Fig. 2 shows the effect on the incremental bw traffic chart and the Queue Lengths chart. Because the quantum parameter for all three queues are all equal to 2,048, they will all get an equal share of the link bandwidth. But because the threshold parameters are in the ratio 3:4:5, their maximum queue lengths will be in that ratio with the largest queue topping out at 50,000 bytes.

Unequal Bandwidth Shares

Fig. 3. Port 2.6 Queue Table.

Fig. 3 shows the new Queue Table where we have changed the quantum parameters for queues 300-302 so that the bandwidth shares of these queues are now in the approximate ratio of 1:2:3. Now, queue 301 should get about twice as much bandwidth as queue 300, and queue 302 should get about 1.5 as much bandwidth as queue 301 under full load.

Fig. 4. Effect of Greater Share to Queue 302.

Fig. 4 shows the effect of these changes on the bandwidth, queues and discards. The five time periods exhibit the expected bandwidth behavior:

During the periods of congestion, the Discards chart is nearly identical to the ones described in the page Mapping Flows to a Single Queue since the only difference is that the flows are mapped to separate queues. That is, since the excess input traffic rate is the same as before, and the only difference is that the total amount of buffering here is less than before, the only difference should be that the onset of packet drops is earlier than before (which is hard to see in the chart).

Using Exact Match Filters

Exact Match (EM) filters can also be used in a similar manner as GM filters. We will use an EM filter to override the GM filter associated with queue 300. But when using EM filters with UDP flows, we need to know all IP header fields in the filter which will require that we use the Unix netstat command.

Fig. 5. Port Numbers From the netstat Command.

Fig. 5 shows how to use the netstat command to determine the port number fields in the EM filter.

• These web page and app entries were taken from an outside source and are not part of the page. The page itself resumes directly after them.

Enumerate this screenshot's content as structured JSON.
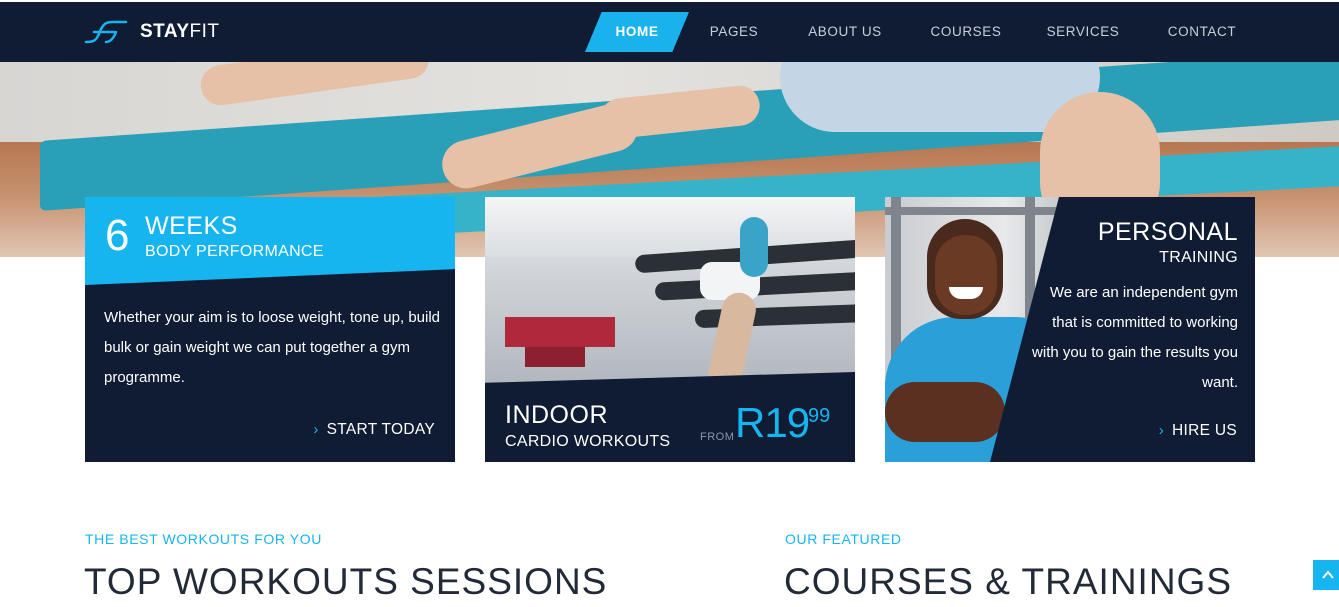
{
  "brand": {
    "name_bold": "STAY",
    "name_light": "FIT"
  },
  "nav": {
    "items": [
      {
        "label": "HOME",
        "active": true
      },
      {
        "label": "PAGES",
        "active": false
      },
      {
        "label": "ABOUT US",
        "active": false
      },
      {
        "label": "COURSES",
        "active": false
      },
      {
        "label": "SERVICES",
        "active": false
      },
      {
        "label": "CONTACT",
        "active": false
      }
    ]
  },
  "cards": {
    "weeks": {
      "number": "6",
      "title": "WEEKS",
      "subtitle": "BODY PERFORMANCE",
      "body": "Whether your aim is to loose weight, tone up, build bulk or gain weight we can put together a gym programme.",
      "cta": "START TODAY"
    },
    "indoor": {
      "title": "INDOOR",
      "subtitle": "CARDIO WORKOUTS",
      "from_label": "FROM",
      "price_main": "R19",
      "price_cents": "99"
    },
    "personal": {
      "title": "PERSONAL",
      "subtitle": "TRAINING",
      "body": "We are an independent gym that is committed to working with you to gain the results you want.",
      "cta": "HIRE US"
    }
  },
  "sections": {
    "workouts": {
      "eyebrow": "THE BEST WORKOUTS FOR YOU",
      "title": "TOP WORKOUTS SESSIONS"
    },
    "courses": {
      "eyebrow": "OUR FEATURED",
      "title": "COURSES & TRAININGS"
    }
  },
  "colors": {
    "navy": "#0f1c33",
    "accent": "#16b5f0"
  },
  "icons": {
    "scroll_top": "chevron-up-icon",
    "cta": "chevron-right-icon"
  }
}
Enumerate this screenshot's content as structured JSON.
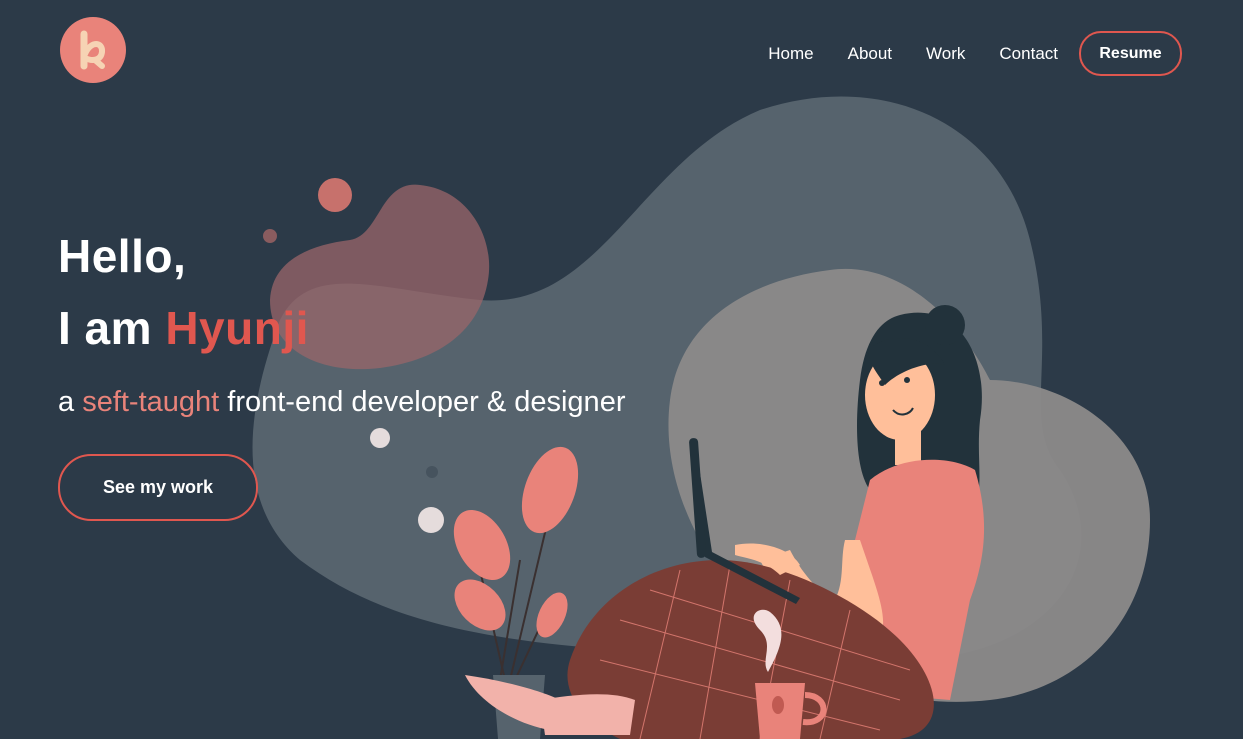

The command netstat -a displays all of the listening and non-listening sockets, and grep n2p2 grabs only those lines containing the string n2p2 which is the name of the iperf client host. The output here shows that the client is using port 32784 (an ephemeral port assigned by n2p2's operating system) and the server is using port 5001 (the default iperf server port).

Fig. 6. High Priority Exact Match Filter.

Fig. 6 shows that we have added an EM filter that will send packets from n1p2 ( to queue 304. The first GM filter will also match UDP packets from n1p2, but its priority (50) is lower than the EM filter priority of 40 (a lower priority number indicates a higher priority). Fig. 7 shows that queue 304 (2.6 Q304 line) is now getting a backlog, but queue 300 (2.6 Q300 line) no longer has a backlog.

Fig. 7. Effect of EM Filter on Queue Length Chart.

 Revised: Mon, July 31, 2006 


Tutorial >> Filters, Queues and Bandwidth TOC